For Adepimbe, that interaction required a stillness and reticence that reflected George’s deep shyness. Part of the effect came from the wardrobe–a drab suit and the actor’s own horn-rimmed black glasses “to accentuate George’s awkwardness,” Hopkins said–but most arose from his performance. “It was really fun,” he recalled. “I never really thought of it as being put into this confined suit. It was kind of fun getting to be really, really still and really quiet. You just have to react very subtly to what people are doing. Well, it was fun at first. Toward the end I was like, ‘Okay, it’s enough now.'”
Hopkins noted that Adebimpe altered his character slightly for the movie, and that the change was key to the successful expansion of the original. “You made George a lot stronger in the feature,” he said to his star. “It went from being a panicked, shy quiet to a sort of more or less silent quiet that had more strength to it.” Hopkins also praised Adebimpe’s loose attitude as an actor, which, he opined, “probably springs from animation being his first love–acting is this thing, he can take it or leave it.”

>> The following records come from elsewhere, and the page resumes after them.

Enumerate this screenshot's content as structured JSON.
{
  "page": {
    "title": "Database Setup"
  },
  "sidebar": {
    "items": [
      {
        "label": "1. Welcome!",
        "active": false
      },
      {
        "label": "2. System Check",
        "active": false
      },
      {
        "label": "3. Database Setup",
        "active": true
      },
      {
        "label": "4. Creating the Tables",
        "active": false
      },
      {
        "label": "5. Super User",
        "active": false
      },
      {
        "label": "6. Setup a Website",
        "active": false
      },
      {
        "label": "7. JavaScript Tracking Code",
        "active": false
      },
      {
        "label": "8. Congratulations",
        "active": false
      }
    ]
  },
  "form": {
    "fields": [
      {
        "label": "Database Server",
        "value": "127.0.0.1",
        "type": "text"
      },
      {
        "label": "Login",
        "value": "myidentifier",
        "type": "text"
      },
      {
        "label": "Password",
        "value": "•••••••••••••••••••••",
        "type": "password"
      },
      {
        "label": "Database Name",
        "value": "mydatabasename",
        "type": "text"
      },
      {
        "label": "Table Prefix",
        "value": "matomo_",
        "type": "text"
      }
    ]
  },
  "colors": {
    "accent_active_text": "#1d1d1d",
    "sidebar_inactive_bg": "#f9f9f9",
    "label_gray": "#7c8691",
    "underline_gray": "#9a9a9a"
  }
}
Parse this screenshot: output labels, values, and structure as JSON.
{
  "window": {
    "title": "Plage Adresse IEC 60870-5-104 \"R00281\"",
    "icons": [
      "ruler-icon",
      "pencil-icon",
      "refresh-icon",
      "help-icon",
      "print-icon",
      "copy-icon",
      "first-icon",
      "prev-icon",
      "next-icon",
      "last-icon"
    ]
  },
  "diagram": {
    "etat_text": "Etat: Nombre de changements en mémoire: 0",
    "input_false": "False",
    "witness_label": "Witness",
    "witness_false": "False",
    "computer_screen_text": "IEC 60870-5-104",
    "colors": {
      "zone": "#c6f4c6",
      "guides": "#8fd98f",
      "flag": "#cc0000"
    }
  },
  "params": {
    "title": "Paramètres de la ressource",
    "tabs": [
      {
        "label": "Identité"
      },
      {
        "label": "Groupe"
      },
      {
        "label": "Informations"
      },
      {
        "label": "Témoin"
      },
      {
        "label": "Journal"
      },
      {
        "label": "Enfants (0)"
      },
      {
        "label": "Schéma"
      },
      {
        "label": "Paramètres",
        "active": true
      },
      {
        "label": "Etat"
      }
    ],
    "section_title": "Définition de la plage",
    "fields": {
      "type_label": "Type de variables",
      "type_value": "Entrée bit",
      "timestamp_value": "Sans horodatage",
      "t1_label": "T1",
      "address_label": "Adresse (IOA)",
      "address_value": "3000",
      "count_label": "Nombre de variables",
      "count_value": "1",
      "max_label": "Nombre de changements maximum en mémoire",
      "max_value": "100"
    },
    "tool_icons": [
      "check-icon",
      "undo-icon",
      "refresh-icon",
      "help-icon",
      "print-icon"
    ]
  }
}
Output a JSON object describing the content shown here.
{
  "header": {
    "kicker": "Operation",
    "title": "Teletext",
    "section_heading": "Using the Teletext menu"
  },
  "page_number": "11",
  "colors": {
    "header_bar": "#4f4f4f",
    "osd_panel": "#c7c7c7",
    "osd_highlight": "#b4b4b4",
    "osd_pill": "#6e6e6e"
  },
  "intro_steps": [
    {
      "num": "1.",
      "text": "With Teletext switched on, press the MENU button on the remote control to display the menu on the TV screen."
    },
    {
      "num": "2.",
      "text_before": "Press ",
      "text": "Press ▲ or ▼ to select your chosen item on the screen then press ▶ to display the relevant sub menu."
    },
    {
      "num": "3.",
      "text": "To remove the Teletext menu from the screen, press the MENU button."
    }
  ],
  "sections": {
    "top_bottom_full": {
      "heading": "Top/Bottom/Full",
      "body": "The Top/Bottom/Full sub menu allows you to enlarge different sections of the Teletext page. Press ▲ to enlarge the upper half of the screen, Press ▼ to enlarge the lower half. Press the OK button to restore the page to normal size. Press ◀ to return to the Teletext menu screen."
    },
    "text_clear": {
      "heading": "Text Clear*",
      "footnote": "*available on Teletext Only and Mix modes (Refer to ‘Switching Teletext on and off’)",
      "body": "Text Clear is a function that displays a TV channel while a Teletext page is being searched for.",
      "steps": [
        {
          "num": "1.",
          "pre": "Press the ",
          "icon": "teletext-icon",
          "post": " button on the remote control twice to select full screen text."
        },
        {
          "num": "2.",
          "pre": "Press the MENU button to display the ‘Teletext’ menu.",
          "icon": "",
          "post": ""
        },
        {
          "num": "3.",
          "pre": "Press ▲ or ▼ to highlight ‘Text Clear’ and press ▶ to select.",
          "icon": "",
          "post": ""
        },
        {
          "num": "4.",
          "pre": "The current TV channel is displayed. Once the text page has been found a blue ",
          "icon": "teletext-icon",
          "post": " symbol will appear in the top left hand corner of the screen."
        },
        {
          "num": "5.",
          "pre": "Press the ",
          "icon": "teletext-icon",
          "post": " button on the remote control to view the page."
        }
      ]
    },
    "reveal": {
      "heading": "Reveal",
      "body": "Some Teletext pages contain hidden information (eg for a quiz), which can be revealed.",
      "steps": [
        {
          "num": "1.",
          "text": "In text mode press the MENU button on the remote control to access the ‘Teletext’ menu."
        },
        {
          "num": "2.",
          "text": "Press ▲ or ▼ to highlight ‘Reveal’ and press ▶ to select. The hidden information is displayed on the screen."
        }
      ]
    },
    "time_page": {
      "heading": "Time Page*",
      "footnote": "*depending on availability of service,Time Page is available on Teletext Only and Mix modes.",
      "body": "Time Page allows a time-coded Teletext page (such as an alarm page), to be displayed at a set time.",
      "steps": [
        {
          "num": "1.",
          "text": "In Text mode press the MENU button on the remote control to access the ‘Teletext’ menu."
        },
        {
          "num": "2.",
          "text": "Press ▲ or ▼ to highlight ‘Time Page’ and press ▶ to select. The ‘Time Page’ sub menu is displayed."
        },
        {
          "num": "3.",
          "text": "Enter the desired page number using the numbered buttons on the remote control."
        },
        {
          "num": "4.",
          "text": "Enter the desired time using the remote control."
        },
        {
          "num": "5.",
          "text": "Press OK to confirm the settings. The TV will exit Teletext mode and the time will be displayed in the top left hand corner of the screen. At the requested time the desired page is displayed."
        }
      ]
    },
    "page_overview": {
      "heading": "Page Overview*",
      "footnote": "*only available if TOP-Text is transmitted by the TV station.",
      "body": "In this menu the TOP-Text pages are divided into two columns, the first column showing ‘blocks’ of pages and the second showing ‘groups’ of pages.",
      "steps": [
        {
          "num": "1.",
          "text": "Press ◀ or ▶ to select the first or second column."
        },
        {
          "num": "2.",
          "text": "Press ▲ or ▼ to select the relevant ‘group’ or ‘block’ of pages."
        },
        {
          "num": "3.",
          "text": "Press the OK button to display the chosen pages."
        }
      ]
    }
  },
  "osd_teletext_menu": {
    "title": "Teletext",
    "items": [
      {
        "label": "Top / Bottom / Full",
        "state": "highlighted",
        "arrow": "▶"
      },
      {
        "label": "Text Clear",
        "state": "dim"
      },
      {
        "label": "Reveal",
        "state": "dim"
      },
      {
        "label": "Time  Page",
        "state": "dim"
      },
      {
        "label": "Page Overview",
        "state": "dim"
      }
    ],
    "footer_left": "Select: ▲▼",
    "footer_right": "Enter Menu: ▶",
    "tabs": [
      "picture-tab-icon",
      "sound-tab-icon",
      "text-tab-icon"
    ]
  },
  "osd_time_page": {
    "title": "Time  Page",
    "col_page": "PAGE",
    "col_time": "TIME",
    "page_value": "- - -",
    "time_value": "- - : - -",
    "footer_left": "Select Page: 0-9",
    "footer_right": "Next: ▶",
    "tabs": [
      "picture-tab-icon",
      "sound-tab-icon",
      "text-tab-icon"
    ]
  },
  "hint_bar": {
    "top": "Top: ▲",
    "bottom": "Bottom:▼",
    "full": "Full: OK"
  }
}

Adepimbe agreed that while “I’m going to keep doing both [acting and animation],” he preferred the latter because acting is dependent on the right roles coming one’s way and so “is not as much in your hands.” At NYU he first studied live-action directing, but found the process frustrating because his volunteer cast and crew would frequently wander off to their own projects, leaving him unable to continue until they returned. “I said that the next year I was going into animation because I wouldn’t have to deal with real people,” he recalled, and soon he was specializing in claymation and stop-motion work. “If my actor didn’t work,” he chuckled, “I could rip his head off and make another one.” But he opted to collaborate with Hopkins because “I knew that I could learn something as a filmmaker” from the experience. And he’s happy he did. “I like real people a little more now,” he said with a smile.